**Work instruction**
When you copy the entries, keep every word exactly as it is and drop the images.

**The input**
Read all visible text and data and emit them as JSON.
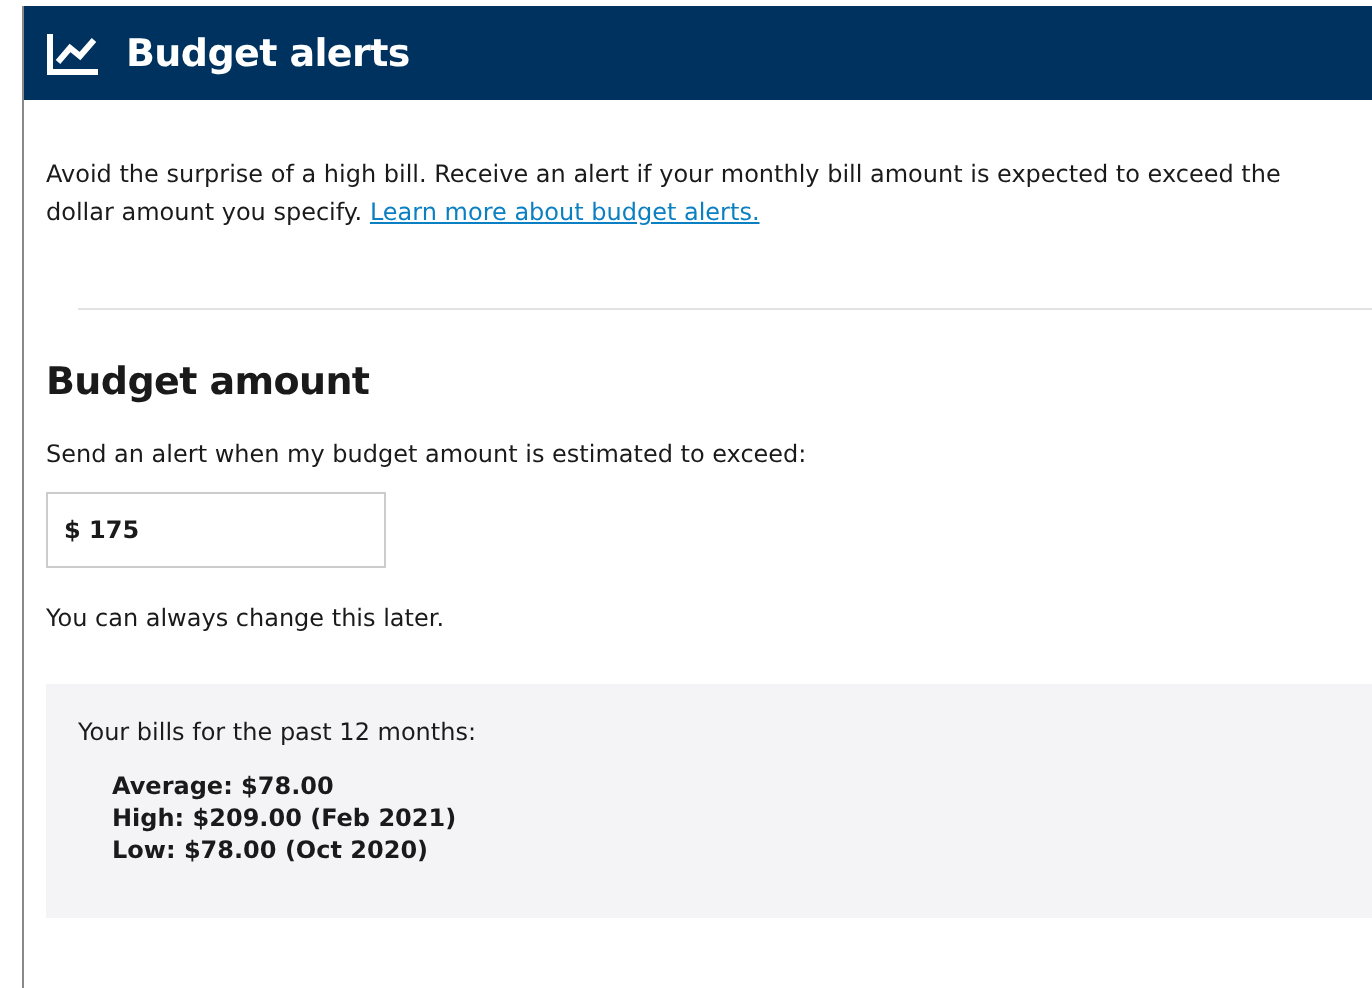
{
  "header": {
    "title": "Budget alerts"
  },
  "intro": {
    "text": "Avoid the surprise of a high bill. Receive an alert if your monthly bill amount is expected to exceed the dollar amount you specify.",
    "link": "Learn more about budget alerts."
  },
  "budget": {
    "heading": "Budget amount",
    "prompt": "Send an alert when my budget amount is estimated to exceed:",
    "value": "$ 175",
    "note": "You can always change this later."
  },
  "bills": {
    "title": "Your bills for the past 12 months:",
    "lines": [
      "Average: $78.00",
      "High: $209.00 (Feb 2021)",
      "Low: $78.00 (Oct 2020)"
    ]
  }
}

**Exercise response**
Read all visible text and data and emit them as JSON.
{
  "header": {
    "title": "Budget alerts"
  },
  "intro": {
    "text": "Avoid the surprise of a high bill. Receive an alert if your monthly bill amount is expected to exceed the dollar amount you specify.",
    "link": "Learn more about budget alerts."
  },
  "budget": {
    "heading": "Budget amount",
    "prompt": "Send an alert when my budget amount is estimated to exceed:",
    "value": "$ 175",
    "note": "You can always change this later."
  },
  "bills": {
    "title": "Your bills for the past 12 months:",
    "lines": [
      "Average: $78.00",
      "High: $209.00 (Feb 2021)",
      "Low: $78.00 (Oct 2020)"
    ]
  }
}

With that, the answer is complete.